Harvey Weinstein’s detractors were told to “shut up.” Donald Trump’s hecklers were dismissed as “un-American.” What are the men’s defenders so afraid of?
The New York Times executive editor Dean Baquet discusses a controversial headline decision and why the paper’s editorial process needs to change.
The famed chronicler of black American life commissioned some of the most important photos in history—and they were almost lost to the public.
It’s part of a tabloid tradition that doesn’t take itself too seriously—one that not only reports the news, but also makes people laugh.
The company is seeing a dip in its American growth for the first time since 2011. What does that mean for the streaming service?
The details of the newly announced mega-service are murky, but it has one huge advantage over Netflix: the streaming rights to Friends.
A centuries-old British newspaper tradition continues to find humor in the politically mundane and provide commentary in the era of Brexit.
The question “Who threw the first brick?” has become a way to celebrate gay icons and to inject joy into a sobering historical moment.
As the 2020 presidential-election season gets under way, many journalists are reflecting on how not to make the same mistakes from the last cycle.
The famous writer’s rape accusation against the president fell victim to the familiar workings of attention fatigue.
The press secretary for the Trump White House, who announced her resignation today, used her pulpit to spread the gospel of winning.
Joe Biden wants to move on. Mark Halperin wants to come back. Donald Trump is Donald Trump. They’re all missing the point of true reckonings.
Batman. Superman. Boyfriend. Savior. While the special counsel has conducted a notably quiet investigation, Americans have filled in the blanks.
If the actor faked a hate crime, he provided fuel for bigoted conspiracy theories. But so does the discourse around his case.
In the future, everyone will have 15 minutes of selling fast food from beyond the grave.

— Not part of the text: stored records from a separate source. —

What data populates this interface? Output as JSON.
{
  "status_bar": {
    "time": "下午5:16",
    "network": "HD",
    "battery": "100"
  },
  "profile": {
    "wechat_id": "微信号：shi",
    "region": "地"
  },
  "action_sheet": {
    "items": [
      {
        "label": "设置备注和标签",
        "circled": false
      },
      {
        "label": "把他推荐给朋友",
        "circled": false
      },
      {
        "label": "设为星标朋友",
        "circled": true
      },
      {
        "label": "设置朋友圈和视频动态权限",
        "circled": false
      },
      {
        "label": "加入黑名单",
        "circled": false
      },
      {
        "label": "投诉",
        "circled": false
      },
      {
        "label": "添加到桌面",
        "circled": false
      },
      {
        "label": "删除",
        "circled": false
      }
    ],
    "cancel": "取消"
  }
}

Falling potatoes, reading lists, and humor critiques: a wide-ranging conversation with the legendary New York Times columnist, who died this week at 93

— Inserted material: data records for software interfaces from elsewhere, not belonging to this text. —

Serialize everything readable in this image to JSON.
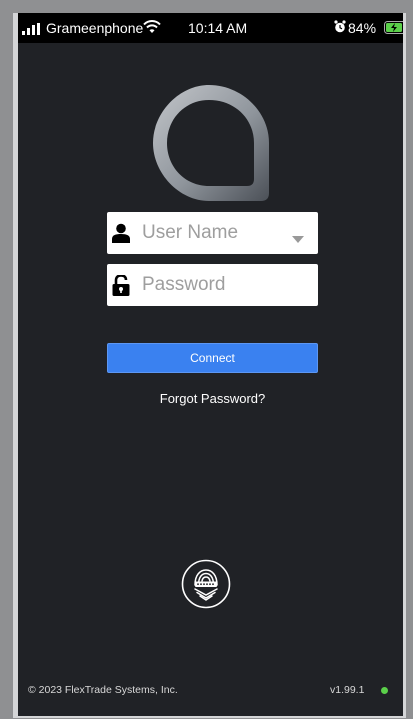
{
  "status_bar": {
    "carrier": "Grameenphone",
    "time": "10:14 AM",
    "battery_percent": "84%",
    "signal_icon": "signal-bars-icon",
    "wifi_icon": "wifi-icon",
    "alarm_icon": "alarm-clock-icon",
    "battery_icon": "battery-charging-icon",
    "battery_color": "#5bd04a"
  },
  "login": {
    "logo_icon": "app-logo-icon",
    "username": {
      "placeholder": "User Name",
      "value": "",
      "icon": "user-icon",
      "dropdown_icon": "caret-down-icon"
    },
    "password": {
      "placeholder": "Password",
      "value": "",
      "icon": "lock-icon"
    },
    "connect_label": "Connect",
    "forgot_label": "Forgot Password?",
    "fingerprint_icon": "fingerprint-icon",
    "accent_color": "#3a81f0"
  },
  "footer": {
    "copyright": "© 2023 FlexTrade Systems, Inc.",
    "version": "v1.99.1",
    "status_color": "#5bd04a"
  },
  "colors": {
    "background": "#202226",
    "status_bar": "#000000"
  }
}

The fast-food dinner Trump hosted was also an argument: about government, about political messaging, about himself.
Mary Queen of Scots promises heady feminism, but it endorses a pernicious idea: Whatever else she might achieve, a woman who is not a mother is to be pitied.
What the mystifying alliance between a Bollywood star and a former boy-band member reveals about a global inability to communicate